Alberta rancher Sheila Griffiths is refusing to pay the government’s carbon tax on her propane bill until progress is made on the Trans Mountain pipeline.
What she fails to realize, however, is that a one-person protest will do little to change government policy.
Griffiths told CBC that refusing to pay the tax was “one thing [she] could do to have a voice on the issue.” However, unless the majority of the province follows suit, her protest will put little financial pressure on the provincial government.
Currently, families in Alberta earning less than $95,000 per year receive a full rebate to offset costs associated with the carbon levy, for which the 2019 rate is $30 per tonne. Over 3 years, approximately 60 per cent of Albertan households received carbon tax rebates. Such rebate policies suggest that most income from the carbon tax comes not from working Albertans, but from major corporations. Griffiths may make local headlines, but it’s unlikely she’ll put any serious dent in government revenues.

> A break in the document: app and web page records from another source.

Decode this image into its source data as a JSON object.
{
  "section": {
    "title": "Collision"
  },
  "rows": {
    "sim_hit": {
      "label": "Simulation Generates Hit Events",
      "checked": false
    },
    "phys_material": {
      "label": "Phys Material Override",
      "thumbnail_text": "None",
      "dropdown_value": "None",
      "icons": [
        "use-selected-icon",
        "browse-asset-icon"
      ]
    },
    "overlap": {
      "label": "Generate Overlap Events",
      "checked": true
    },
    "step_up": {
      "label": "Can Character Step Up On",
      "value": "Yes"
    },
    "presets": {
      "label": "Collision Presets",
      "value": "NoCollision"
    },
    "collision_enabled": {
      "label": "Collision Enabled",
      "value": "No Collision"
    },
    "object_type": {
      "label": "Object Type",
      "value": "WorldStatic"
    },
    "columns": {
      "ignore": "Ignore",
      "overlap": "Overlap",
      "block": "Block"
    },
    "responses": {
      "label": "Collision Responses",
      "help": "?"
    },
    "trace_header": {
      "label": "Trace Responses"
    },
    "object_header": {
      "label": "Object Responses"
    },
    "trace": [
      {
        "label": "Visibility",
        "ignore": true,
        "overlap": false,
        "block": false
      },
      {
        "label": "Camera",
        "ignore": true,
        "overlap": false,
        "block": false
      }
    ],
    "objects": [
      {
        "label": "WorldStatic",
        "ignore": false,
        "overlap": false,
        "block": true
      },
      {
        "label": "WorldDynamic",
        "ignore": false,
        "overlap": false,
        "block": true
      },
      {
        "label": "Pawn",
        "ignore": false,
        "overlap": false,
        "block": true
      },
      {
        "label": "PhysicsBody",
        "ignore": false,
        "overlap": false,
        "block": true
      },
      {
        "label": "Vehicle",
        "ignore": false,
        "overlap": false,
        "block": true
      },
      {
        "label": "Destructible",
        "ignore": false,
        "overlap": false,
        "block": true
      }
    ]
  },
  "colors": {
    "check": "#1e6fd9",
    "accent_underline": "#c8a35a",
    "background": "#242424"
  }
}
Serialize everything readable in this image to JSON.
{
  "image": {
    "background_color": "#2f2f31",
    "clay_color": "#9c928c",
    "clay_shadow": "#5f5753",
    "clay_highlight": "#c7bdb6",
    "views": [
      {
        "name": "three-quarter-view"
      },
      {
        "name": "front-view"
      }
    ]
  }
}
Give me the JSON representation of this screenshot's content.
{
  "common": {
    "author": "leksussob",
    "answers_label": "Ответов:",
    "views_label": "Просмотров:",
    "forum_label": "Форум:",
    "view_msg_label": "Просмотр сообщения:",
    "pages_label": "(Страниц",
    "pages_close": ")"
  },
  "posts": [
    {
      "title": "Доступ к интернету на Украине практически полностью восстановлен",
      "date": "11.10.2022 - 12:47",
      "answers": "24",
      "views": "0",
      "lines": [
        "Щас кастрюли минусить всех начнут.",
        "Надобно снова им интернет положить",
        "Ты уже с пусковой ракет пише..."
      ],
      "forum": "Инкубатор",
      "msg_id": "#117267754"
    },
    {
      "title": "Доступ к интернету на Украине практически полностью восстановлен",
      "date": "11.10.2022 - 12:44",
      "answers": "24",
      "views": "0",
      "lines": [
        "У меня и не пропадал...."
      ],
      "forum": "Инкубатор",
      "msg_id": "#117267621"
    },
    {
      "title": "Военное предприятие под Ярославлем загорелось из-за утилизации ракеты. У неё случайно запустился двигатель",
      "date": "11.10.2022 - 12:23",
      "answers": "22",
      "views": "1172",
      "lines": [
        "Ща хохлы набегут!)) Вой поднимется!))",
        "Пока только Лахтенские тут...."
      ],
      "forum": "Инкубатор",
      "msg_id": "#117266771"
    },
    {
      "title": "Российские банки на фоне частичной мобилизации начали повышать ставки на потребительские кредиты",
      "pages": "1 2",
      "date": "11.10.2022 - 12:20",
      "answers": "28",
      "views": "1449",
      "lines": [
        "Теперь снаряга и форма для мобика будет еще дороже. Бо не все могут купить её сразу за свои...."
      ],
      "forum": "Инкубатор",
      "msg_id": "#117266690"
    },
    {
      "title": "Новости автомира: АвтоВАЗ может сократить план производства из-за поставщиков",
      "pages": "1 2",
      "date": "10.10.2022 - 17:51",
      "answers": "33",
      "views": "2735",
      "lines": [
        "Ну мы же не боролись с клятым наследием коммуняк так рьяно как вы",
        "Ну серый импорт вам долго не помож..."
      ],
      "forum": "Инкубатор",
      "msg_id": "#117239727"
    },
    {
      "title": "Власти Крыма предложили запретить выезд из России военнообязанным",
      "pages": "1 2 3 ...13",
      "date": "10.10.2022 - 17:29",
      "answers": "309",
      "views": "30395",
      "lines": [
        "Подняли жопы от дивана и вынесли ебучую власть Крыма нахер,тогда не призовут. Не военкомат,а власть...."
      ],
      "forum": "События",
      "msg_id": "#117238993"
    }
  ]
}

The provincial government should put the carbon tax on hold until ground is broken on Trans Mountain, claims Griffiths. However, this fails to acknowledge that if Alberta didn’t impose a provincial carbon levy, the federal government would impose its own due to existing federal regulations. If that were to happen, revenue from the tax would go not to the provincial government and re-enter the Albertan economy, but rather to the federal government, where they may have less impact on Albertans’ lives.
And while Griffiths is protesting in favour of advancement on the Trans Mountain pipeline, neither Premier Rachel Notley nor Prime Minister Justin Trudeau have shown any intention of abandoning the project. In autumn 2018, Notley travelled to Ottawa to discuss the pipeline with Trudeau; on January 10, Trudeau confirmed that the Liberal government is moving forward with the pipeline project with improved consultation with Indigenous peoples and environmental research.
Fundamentally, Griffiths is protesting a problem that doesn’t exist: no amount of tax evasion will undo the Federal Court of Appeals’ decision or speed up consultation.
Griffiths’ protest also misguidedly presents the carbon levy as a problem for Alberta. It’s not, because revenues from the tax are being reinvested in Alberta’s economy. For instance, $680 million was invested over 3 years in supporting coal workers and communities as Alberta transitions away from coal fuel. $1.3 billion in funding was invested to enable greater use of public transit.
These and similar investments demonstrate the carbon levy’s dual purpose: not only does it encourage individuals to choose environmentally friendly options, but it also promotes diversification of Alberta’s energy economy, moving to reduce the province’s reliance on oil. Consequently, carbon tax revenues may help to offset any potential damage done to the Albertan economy by the stalling of the Trans Mountain pipeline expansion.
At the end of the day, Griffiths’ “protest” is merely another event in a string of incidents sparked by oil hysteria. In the face of comparatively moderate government policies to address immediate environmental crisis — some countries have completely banned plastic bags, while South Africa restricted citizens’ water use to offset a water crisis — many see the temporary loss of oil revenue as the most pressing concern for Albertan, even Canadian, society. When or if Trans Mountain is ever completed, the carbon levy will have aided Alberta by not only protecting the environment, which all natural resource economies depend upon, but protecting said economy by transitioning away from oil.
Griffiths is admirable for standing up for beliefs; unfortunately, her protest is both ineffectual and misguided.